(TASK STATEMENT)
In the data below, work out how many lines include the string "Retorno". Only the number should be given.

(THE DATA)
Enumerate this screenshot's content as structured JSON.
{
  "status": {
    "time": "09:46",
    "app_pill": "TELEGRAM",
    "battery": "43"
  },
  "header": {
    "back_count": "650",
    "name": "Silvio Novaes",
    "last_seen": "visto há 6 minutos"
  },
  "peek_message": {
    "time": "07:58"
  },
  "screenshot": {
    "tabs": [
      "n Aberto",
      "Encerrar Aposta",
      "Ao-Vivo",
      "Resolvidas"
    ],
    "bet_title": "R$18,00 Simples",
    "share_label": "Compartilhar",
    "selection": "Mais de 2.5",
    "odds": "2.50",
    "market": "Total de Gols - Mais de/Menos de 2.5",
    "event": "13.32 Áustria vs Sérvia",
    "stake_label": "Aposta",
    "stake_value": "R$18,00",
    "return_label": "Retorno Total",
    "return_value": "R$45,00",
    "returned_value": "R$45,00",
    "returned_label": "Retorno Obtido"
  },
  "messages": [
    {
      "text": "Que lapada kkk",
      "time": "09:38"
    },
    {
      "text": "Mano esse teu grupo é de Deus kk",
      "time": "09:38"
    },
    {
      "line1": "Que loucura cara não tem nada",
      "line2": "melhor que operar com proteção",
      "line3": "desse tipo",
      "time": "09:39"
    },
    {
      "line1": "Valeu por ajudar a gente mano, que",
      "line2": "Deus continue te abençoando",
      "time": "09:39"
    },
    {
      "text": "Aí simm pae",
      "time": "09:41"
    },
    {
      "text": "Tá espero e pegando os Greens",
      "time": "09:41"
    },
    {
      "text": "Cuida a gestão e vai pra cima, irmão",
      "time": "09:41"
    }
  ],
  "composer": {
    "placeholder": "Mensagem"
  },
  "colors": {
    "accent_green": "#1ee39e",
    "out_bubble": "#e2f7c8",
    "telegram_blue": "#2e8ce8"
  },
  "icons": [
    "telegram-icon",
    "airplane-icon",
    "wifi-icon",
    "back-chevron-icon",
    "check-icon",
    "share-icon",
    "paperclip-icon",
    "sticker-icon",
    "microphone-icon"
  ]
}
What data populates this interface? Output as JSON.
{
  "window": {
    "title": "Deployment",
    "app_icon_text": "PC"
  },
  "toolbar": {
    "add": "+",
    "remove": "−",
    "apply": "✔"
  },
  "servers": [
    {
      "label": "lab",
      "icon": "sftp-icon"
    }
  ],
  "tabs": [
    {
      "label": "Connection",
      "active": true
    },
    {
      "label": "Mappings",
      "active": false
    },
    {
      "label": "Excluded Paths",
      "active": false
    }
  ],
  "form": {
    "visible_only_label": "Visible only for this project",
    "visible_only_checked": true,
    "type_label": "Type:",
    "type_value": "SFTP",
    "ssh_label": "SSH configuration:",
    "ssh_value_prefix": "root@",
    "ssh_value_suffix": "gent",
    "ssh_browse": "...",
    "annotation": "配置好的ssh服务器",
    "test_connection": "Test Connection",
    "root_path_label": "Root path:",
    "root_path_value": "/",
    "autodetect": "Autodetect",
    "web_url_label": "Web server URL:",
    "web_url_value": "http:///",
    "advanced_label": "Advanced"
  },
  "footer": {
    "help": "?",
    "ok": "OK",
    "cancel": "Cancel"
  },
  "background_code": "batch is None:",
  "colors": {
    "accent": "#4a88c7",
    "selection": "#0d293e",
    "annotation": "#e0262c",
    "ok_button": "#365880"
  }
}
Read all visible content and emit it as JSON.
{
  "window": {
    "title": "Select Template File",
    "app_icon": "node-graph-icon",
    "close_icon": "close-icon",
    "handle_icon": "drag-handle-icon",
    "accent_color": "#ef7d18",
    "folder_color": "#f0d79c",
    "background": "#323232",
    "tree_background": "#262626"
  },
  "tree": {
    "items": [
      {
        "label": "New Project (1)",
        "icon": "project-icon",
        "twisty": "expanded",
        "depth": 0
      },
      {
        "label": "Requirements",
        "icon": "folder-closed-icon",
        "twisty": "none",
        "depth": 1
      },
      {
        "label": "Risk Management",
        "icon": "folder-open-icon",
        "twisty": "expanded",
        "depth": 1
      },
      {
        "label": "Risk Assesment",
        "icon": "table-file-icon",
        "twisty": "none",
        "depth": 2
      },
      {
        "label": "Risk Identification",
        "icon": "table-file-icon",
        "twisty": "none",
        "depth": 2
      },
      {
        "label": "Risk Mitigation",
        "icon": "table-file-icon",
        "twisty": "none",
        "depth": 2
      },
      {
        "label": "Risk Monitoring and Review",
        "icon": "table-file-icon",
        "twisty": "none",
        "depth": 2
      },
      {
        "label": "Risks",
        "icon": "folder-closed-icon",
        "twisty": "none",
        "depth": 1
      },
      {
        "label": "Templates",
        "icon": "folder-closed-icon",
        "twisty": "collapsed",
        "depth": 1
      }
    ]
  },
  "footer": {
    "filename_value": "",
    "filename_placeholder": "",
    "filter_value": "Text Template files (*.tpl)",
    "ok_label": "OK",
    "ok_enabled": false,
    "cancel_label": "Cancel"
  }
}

(RESPONSE BELOW)
2